▶ _Assignment_
Filter the entries for the word "this". Copy each line in which it occurs.

▶ _Data shown_
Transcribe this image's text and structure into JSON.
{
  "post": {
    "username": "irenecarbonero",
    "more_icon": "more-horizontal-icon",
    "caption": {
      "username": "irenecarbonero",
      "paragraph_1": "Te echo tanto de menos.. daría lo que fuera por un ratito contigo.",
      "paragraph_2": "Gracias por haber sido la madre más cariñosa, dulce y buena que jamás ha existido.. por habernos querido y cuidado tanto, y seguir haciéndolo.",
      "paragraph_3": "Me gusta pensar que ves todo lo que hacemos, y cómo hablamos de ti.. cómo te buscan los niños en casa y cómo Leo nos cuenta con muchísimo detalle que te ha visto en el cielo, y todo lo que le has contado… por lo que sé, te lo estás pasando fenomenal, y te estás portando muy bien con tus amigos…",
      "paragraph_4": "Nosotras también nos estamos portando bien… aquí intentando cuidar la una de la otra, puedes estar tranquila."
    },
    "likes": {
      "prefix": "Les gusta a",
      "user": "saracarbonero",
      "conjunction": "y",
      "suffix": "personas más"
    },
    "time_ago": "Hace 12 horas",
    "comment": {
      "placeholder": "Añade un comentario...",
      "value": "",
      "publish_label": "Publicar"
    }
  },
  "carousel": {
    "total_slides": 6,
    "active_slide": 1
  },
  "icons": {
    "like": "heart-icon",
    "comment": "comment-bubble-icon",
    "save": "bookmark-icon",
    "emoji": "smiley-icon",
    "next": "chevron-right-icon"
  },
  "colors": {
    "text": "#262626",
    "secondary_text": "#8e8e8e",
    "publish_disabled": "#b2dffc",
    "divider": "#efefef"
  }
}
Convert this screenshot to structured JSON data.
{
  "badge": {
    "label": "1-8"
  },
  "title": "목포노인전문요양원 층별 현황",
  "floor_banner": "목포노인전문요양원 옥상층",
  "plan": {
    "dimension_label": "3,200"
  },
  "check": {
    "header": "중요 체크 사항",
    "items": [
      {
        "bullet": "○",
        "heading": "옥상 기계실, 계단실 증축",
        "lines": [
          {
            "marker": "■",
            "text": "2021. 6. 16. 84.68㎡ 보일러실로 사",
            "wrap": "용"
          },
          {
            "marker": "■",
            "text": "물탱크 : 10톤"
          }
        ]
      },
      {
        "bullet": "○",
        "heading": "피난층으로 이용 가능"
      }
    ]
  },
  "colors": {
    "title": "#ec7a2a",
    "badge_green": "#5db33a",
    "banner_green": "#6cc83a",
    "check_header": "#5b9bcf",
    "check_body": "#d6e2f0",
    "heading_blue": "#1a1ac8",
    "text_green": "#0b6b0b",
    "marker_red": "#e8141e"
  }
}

▶ _Exercise output_
Transcribe this image's text and structure into JSON.
Convert this screenshot to structured JSON data.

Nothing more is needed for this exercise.